(Website and app data records)
***
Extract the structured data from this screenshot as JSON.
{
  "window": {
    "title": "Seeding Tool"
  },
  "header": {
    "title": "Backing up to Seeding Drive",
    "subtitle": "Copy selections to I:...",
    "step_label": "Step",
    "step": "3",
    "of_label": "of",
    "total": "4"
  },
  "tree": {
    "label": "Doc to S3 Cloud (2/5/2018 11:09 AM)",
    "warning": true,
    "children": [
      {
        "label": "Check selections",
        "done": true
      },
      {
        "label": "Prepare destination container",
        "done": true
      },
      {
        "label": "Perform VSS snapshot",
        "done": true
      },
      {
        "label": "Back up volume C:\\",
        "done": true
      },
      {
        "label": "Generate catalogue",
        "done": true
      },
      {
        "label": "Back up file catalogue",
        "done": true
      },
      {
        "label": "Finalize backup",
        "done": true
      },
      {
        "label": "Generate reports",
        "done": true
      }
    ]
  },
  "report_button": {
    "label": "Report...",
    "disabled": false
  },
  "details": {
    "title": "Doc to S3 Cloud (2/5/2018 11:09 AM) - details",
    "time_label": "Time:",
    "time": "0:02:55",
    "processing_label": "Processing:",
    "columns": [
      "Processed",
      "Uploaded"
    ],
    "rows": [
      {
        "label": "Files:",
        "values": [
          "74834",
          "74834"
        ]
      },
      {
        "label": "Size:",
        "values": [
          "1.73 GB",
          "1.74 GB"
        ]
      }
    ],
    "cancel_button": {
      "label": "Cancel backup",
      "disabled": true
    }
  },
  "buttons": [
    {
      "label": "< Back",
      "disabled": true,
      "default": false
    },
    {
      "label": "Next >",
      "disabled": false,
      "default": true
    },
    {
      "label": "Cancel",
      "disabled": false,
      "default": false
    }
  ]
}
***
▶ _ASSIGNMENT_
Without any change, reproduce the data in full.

▶ _RESPONSE_
Extract the structured data from this screenshot as JSON.
{
  "window": {
    "title": "Seeding Tool"
  },
  "header": {
    "title": "Backing up to Seeding Drive",
    "subtitle": "Copy selections to I:...",
    "step_label": "Step",
    "step": "3",
    "of_label": "of",
    "total": "4"
  },
  "tree": {
    "label": "Doc to S3 Cloud (2/5/2018 11:09 AM)",
    "warning": true,
    "children": [
      {
        "label": "Check selections",
        "done": true
      },
      {
        "label": "Prepare destination container",
        "done": true
      },
      {
        "label": "Perform VSS snapshot",
        "done": true
      },
      {
        "label": "Back up volume C:\\",
        "done": true
      },
      {
        "label": "Generate catalogue",
        "done": true
      },
      {
        "label": "Back up file catalogue",
        "done": true
      },
      {
        "label": "Finalize backup",
        "done": true
      },
      {
        "label": "Generate reports",
        "done": true
      }
    ]
  },
  "report_button": {
    "label": "Report...",
    "disabled": false
  },
  "details": {
    "title": "Doc to S3 Cloud (2/5/2018 11:09 AM) - details",
    "time_label": "Time:",
    "time": "0:02:55",
    "processing_label": "Processing:",
    "columns": [
      "Processed",
      "Uploaded"
    ],
    "rows": [
      {
        "label": "Files:",
        "values": [
          "74834",
          "74834"
        ]
      },
      {
        "label": "Size:",
        "values": [
          "1.73 GB",
          "1.74 GB"
        ]
      }
    ],
    "cancel_button": {
      "label": "Cancel backup",
      "disabled": true
    }
  },
  "buttons": [
    {
      "label": "< Back",
      "disabled": true,
      "default": false
    },
    {
      "label": "Next >",
      "disabled": false,
      "default": true
    },
    {
      "label": "Cancel",
      "disabled": false,
      "default": false
    }
  ]
}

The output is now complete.